TribalGroup. (2009). Mobile Learning Network (MoLeNET). Molenet Project Website. Retrieved October 8, 2012, from http://www.m-learning.org/case-studies/molenet-

Terese Bird, Learning Technologist, University of Leicester

iPad as e-book reader: we need more data

The MSc in Security, Conflict, and International Development, was the focus of two papers I presented at the MobiLearnAsia 2012 Conference in Sentosa, Singapore, 24-26 October. This MSc course at the University of Leicester provides an iPad to each student; students are located all over the world, largely in conflict zones.

I presented Mummies, War Zones, and Pompeii: the use of tablet computers in situated and on-the-go learning, and also Embedded E-books and E-readers in  Distance Education. This second presentation is particularly interesting to our Places project, because it shows how the use of iPads in the MSc in Security programme is building on the use of e-readers in Psych and Education  Masters, which was done in the DUCKLING Project.
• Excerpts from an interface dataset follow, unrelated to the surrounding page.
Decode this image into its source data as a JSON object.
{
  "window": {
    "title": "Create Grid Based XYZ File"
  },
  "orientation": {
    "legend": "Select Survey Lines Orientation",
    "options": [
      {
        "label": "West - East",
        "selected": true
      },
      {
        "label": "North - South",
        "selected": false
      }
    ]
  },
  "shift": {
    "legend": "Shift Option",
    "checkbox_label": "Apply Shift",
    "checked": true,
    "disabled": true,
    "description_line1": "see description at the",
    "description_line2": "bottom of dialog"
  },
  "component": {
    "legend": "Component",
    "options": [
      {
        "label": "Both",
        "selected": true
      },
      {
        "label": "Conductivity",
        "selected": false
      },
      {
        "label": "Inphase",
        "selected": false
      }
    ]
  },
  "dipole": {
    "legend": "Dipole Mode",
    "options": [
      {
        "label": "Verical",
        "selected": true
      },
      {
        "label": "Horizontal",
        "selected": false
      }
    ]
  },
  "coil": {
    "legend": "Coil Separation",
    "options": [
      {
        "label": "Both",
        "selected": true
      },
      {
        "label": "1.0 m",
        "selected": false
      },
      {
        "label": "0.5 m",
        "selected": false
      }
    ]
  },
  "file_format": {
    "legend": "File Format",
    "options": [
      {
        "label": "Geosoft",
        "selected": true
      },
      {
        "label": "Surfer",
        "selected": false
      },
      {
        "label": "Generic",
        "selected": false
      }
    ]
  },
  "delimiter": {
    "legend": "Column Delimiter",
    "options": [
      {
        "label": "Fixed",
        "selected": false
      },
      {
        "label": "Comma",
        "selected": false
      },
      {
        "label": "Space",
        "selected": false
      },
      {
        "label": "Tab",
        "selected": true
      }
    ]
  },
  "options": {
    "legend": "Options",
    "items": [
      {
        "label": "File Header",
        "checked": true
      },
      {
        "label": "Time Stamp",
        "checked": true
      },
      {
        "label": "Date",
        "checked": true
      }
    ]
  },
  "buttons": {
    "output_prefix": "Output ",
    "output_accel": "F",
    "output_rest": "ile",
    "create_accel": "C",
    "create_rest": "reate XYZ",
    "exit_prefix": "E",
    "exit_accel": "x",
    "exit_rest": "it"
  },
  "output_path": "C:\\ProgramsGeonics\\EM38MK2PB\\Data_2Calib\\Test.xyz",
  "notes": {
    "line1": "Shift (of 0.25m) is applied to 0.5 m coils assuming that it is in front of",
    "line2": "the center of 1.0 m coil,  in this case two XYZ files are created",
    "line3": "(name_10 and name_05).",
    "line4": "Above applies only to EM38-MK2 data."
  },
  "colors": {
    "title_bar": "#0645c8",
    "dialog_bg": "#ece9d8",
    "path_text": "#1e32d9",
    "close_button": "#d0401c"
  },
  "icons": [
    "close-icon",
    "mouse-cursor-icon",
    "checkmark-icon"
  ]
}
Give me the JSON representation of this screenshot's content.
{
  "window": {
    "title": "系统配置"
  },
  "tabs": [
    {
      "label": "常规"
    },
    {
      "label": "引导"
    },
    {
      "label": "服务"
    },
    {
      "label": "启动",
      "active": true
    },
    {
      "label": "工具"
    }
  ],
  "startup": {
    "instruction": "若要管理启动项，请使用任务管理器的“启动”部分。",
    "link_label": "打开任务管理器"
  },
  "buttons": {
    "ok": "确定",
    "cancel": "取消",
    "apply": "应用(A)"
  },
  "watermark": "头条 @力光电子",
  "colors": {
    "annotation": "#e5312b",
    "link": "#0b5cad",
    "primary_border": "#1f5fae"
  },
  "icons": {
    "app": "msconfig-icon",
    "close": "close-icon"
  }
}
It is great to see how research done in a previous project is being continued and developed, and taking some unexpected turns.

Information assistants carrying iPads at Changi Airport in Singapore

The e-book readers in DUCKLING were pretty basic, the Sony PRS 505, the only model available for purchase in the UK in 2009 which is when DUCKLiNG happened.  We pre-loaded the learning materials, then shipped the devices to students around the world. Because of copyright issues, we could only succeed in including one book on the e-readers, in addition to our instructor-authored learning materials. Time-poor students found the e-readers very helpful to keep up on reading in a convenient, accessible psckage, because they could make use of even 10 minutes during the day. One student felt using the e-reader helped her to focus on assigned reading and achieve better marks in assignments.

In the case of the iPads for MSc In Security, nothing is preloaded; the iPad is simply shipped to the student w instructions to download the free, custom-made app (called ‘SCID’, and it is free in the Apple store). The student downloads the app and has the course information from a single handy source. The student is also given Amazon book vouchers so as to purchase some of the recommended readings for the course.

So far students are very positive about both the app and the iPad, but less positive about e-books on the iPad. One person lives in a country in which Amazon books cannot be purchased. Another person commented thats/he had not yet gotten into the habit of using the iPad for all of the readings.

We need more data to be sure, but in our case, e-books on the iPad don’t seem to be quite as popular as the app, about which students are definitely very positive. Why is this? Is it because we did not pre-install the readings? It does seem clear that in DUCKLING, students liked having the readings pre-installed on the e-book reader. Is it because the iPad is not as easy-on -the-eyes as an e-ink e-reader? We have not asked enough questions yet to make any conclusions at all, but we hope to establish whether the iPad is a successful e-book reader for these distance students.

Finally, we have received word that another distance program at Leicesteer is considering a one-mobile-device-per-student model, but this one may feature not iPads but e-book readers. It would be good if we could get even a bit of data on that one for our Places project as well.

Terese Bird, Learning Technologist, Beyond Distance Research Alliance, University of Leicester